- Carol Shea-Porter 'Ready to Win' N.H. Seat Back
- Lindsey Graham Rolls Eyes at Rand Paul
- Why Titus Won't Run for Reid's Senate Seat
- 14 Open House Seats, Few Takeover Opportunities
- Veteran Democratic Consultants Launch New Media Firm
John Barrow is a relic.
The Georgia Democrat is a backslapping, good old boy who bucks his party. He is a wily politico who has survived two Republican-led gerrymanders of his district, and he won re-election by more than 7 points in 2012 despite being a top GOP target with millions of dollars spent against him. He is a Democrat who has introduced balanced-budget amendment legislation and shows up in ads with guns and a National Rifle Association endorsement.
It’s Barrow’s unique profile that makes him likely the only candidate who could put the Peach State’s open Senate seat into play next year. That means he has a big decision to make. Does he gamble on a statewide bid in which he would be the decided underdog? Or does he stay in a district where he will continue to be a top GOP target every two years?
One of the only other Democrats mentioned as a serious potential candidate for the seat of retiring Republican Sen. Saxby Chambliss is Atlanta Mayor Kasim Reed, a pro-business African-American with a growing national profile. But he told MSNBC on Monday that he is “going to keep being mayor.” He’s set to cruise to a second term in November, and beginning a Senate campaign immediately thereafter could prove daunting.
That leaves Barrow as Democrats’ best shot of picking up the seat. The numbers tell part of the reason. Georgia is a Republican state that voted only 45.5 percent for President Barack Obama in November. But based on 2012 presidential results, Barrow won a district more Republican than the state as a whole. His 12th District constituents elected him with 54 percent of the vote, while Obama took only about 44 percent in the district.
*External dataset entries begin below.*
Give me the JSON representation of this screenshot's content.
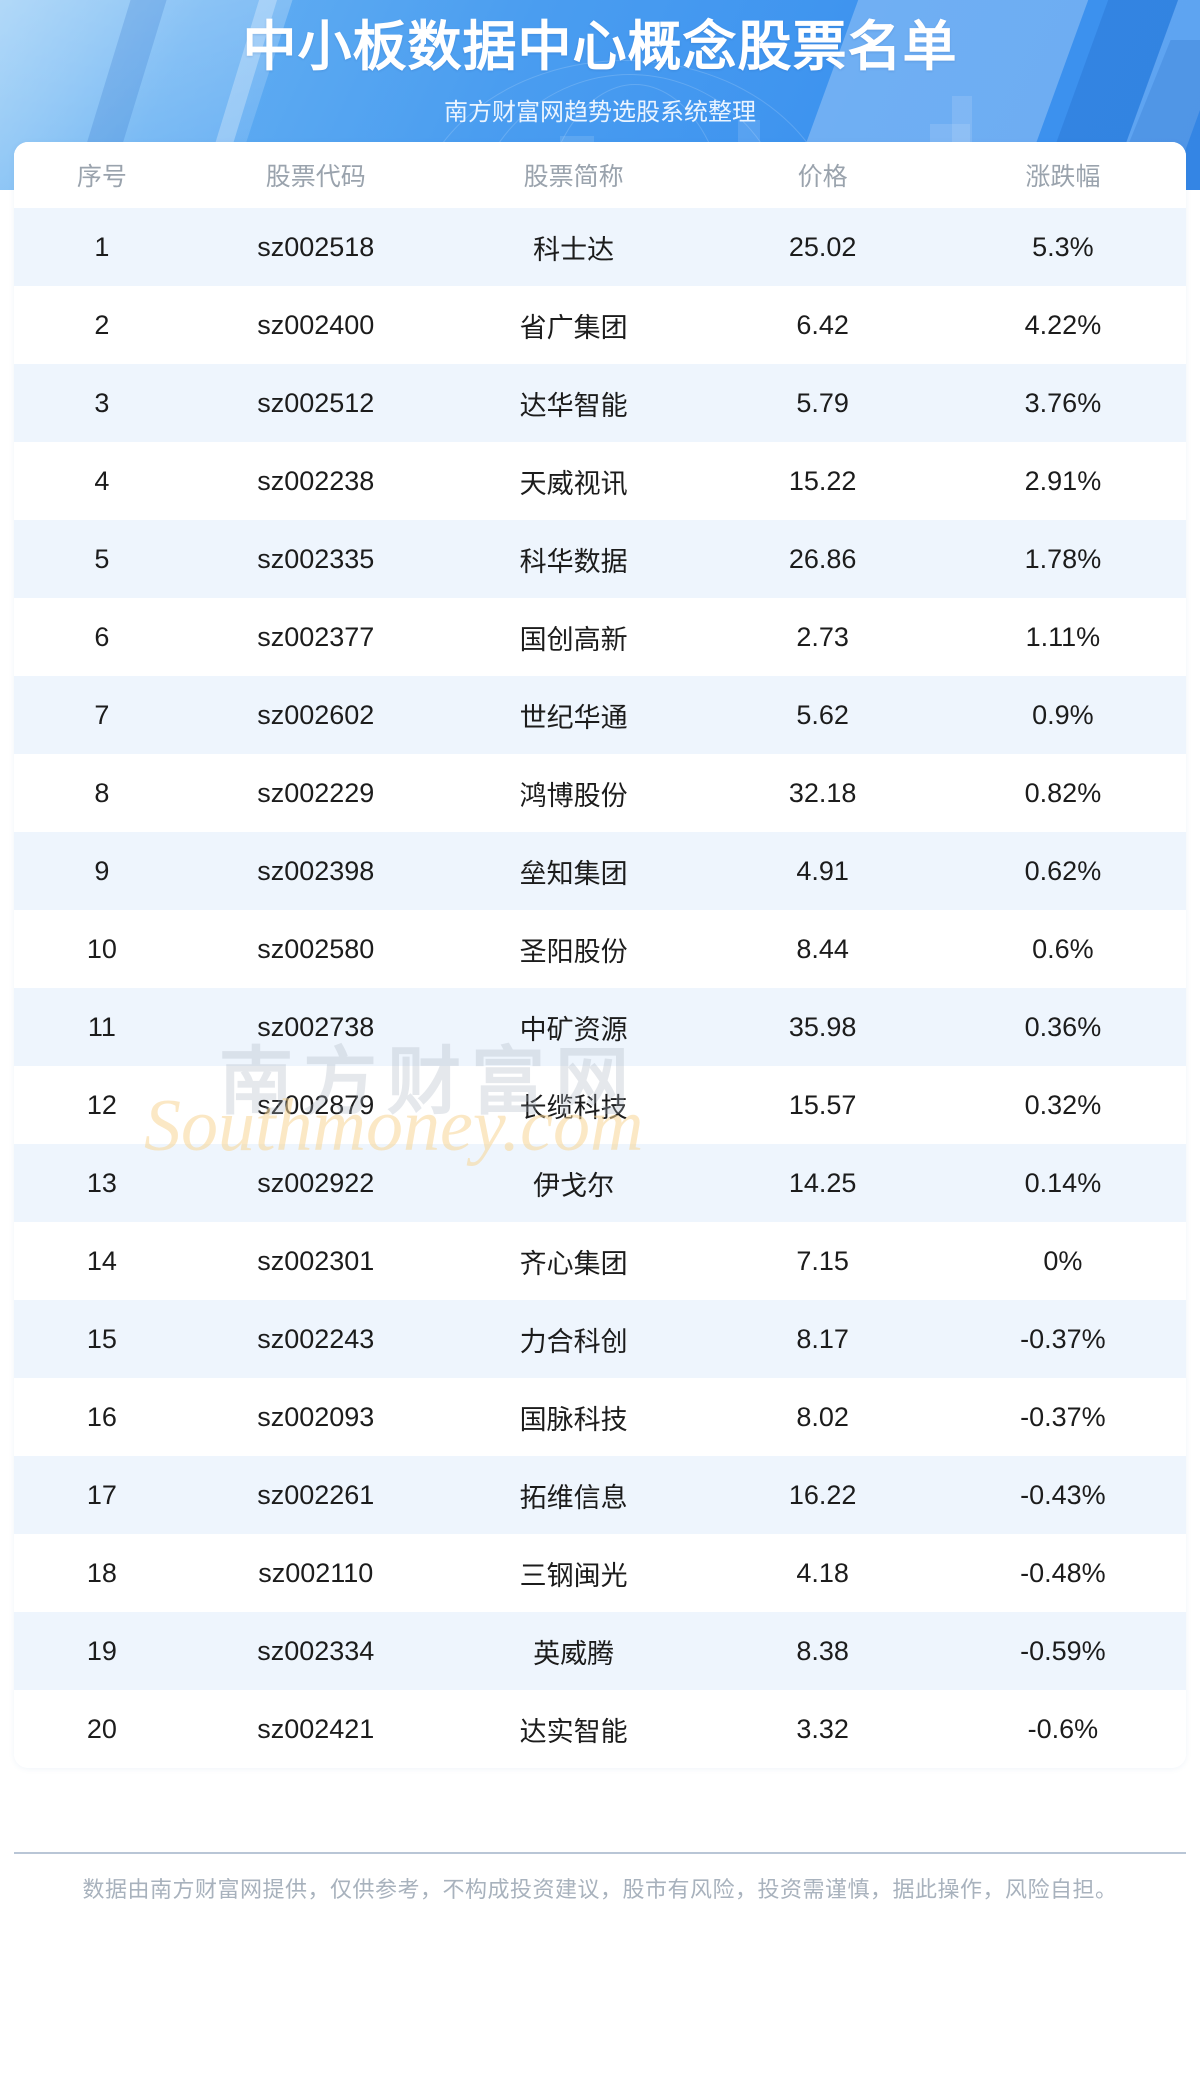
{
  "banner": {
    "title": "中小板数据中心概念股票名单",
    "subtitle": "南方财富网趋势选股系统整理",
    "colors": {
      "gradient_from": "#8ec7f5",
      "gradient_to": "#3b8fee",
      "title_color": "#ffffff",
      "subtitle_color": "#eaf4ff"
    }
  },
  "watermark": {
    "cn_text": "南方财富网",
    "en_text": "Southmoney.com",
    "cn_color": "#a8b2c0",
    "en_color": "#f8d696"
  },
  "table": {
    "columns": [
      {
        "key": "index",
        "label": "序号"
      },
      {
        "key": "code",
        "label": "股票代码"
      },
      {
        "key": "name",
        "label": "股票简称"
      },
      {
        "key": "price",
        "label": "价格"
      },
      {
        "key": "change",
        "label": "涨跌幅"
      }
    ],
    "header_color": "#9aa3ad",
    "row_odd_bg": "#eef5fd",
    "row_even_bg": "#ffffff",
    "rows": [
      {
        "index": "1",
        "code": "sz002518",
        "name": "科士达",
        "price": "25.02",
        "change": "5.3%"
      },
      {
        "index": "2",
        "code": "sz002400",
        "name": "省广集团",
        "price": "6.42",
        "change": "4.22%"
      },
      {
        "index": "3",
        "code": "sz002512",
        "name": "达华智能",
        "price": "5.79",
        "change": "3.76%"
      },
      {
        "index": "4",
        "code": "sz002238",
        "name": "天威视讯",
        "price": "15.22",
        "change": "2.91%"
      },
      {
        "index": "5",
        "code": "sz002335",
        "name": "科华数据",
        "price": "26.86",
        "change": "1.78%"
      },
      {
        "index": "6",
        "code": "sz002377",
        "name": "国创高新",
        "price": "2.73",
        "change": "1.11%"
      },
      {
        "index": "7",
        "code": "sz002602",
        "name": "世纪华通",
        "price": "5.62",
        "change": "0.9%"
      },
      {
        "index": "8",
        "code": "sz002229",
        "name": "鸿博股份",
        "price": "32.18",
        "change": "0.82%"
      },
      {
        "index": "9",
        "code": "sz002398",
        "name": "垒知集团",
        "price": "4.91",
        "change": "0.62%"
      },
      {
        "index": "10",
        "code": "sz002580",
        "name": "圣阳股份",
        "price": "8.44",
        "change": "0.6%"
      },
      {
        "index": "11",
        "code": "sz002738",
        "name": "中矿资源",
        "price": "35.98",
        "change": "0.36%"
      },
      {
        "index": "12",
        "code": "sz002879",
        "name": "长缆科技",
        "price": "15.57",
        "change": "0.32%"
      },
      {
        "index": "13",
        "code": "sz002922",
        "name": "伊戈尔",
        "price": "14.25",
        "change": "0.14%"
      },
      {
        "index": "14",
        "code": "sz002301",
        "name": "齐心集团",
        "price": "7.15",
        "change": "0%"
      },
      {
        "index": "15",
        "code": "sz002243",
        "name": "力合科创",
        "price": "8.17",
        "change": "-0.37%"
      },
      {
        "index": "16",
        "code": "sz002093",
        "name": "国脉科技",
        "price": "8.02",
        "change": "-0.37%"
      },
      {
        "index": "17",
        "code": "sz002261",
        "name": "拓维信息",
        "price": "16.22",
        "change": "-0.43%"
      },
      {
        "index": "18",
        "code": "sz002110",
        "name": "三钢闽光",
        "price": "4.18",
        "change": "-0.48%"
      },
      {
        "index": "19",
        "code": "sz002334",
        "name": "英威腾",
        "price": "8.38",
        "change": "-0.59%"
      },
      {
        "index": "20",
        "code": "sz002421",
        "name": "达实智能",
        "price": "3.32",
        "change": "-0.6%"
      }
    ]
  },
  "footer": {
    "disclaimer": "数据由南方财富网提供，仅供参考，不构成投资建议，股市有风险，投资需谨慎，据此操作，风险自担。",
    "color": "#a8b2bd"
  }
}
Barrow has left open the possibility of a run, but insiders said it would take a lot of assurances for him to pull the trigger on a statewide bid, including a clear primary field.
In his Rayburn office recently, Barrow sat with his right foot propped on a worn wooden table and talked through his legislative priorities: a clean balanced-budget amendment, “no budget, no pay,” and redistricting reform, which is an issue particularly close to his heart.
“Independents got no place to go in this Congress. They’ve all been drawn off the map, and some independents have been drawn out of the chamber,” he said.
The Georgian may be an independent in spirit, but he’s a member of the Democratic Party and that means he’s a perpetual target of the GOP.
“Ever since I was one of just two [House] Democrats to beat a Republican anywhere in the country in 2004, they’ve had that bull’s-eye on my back,” he said. “It don’t make any difference in terms of how I do the job.”
Republicans are already gearing up to take him on again. One plugged-in Georgia GOP operative said 2012 candidates Rick W. Allen and Wright McLeod are pondering bids. Another name floated by Republican insiders is state Sen. Tommie Williams. Deke Copenhaver, the mayor of Augusta whose name has been floated, told CQ Roll Call he has no interest in a run for Congress. If Barrow does mount a Senate bid, Democrats are almost certain to lose his House seat.
There’s no questions that Barrow has been a successful politician: He’s still in office. But there’s a certain quixotic feel to many of his legislative efforts. Even he admits that the road is long for his priorities. “Regrettably, most of the important things won’t be accomplished anytime soon, but that’s no reason to stop trying,” he said. “Remember ‘Mr. Smith Goes to Washington’? The only causes worth fighting for are the lost causes.”
Throughout a 30-minute interview, he again and again emphasized the need for the federal government to be more fiscally responsible. He said he believes the greatest threat to the next generation’s future is the national debt.
“My great-great-great grandmother said, ‘Use it up, wear it out, make do or do without,’” he said in his folksy Georgia accent. “I think the federal government could use a little of that.”
Passed down through the generations, Barrow explained he learned the phrase — the philosophy — when he “was knee-high to a grasshopper.”
Then, in a twangy staccato, he repeated the pearl of wisdom for effect: “Use it up, wear it out, make do, or do without.”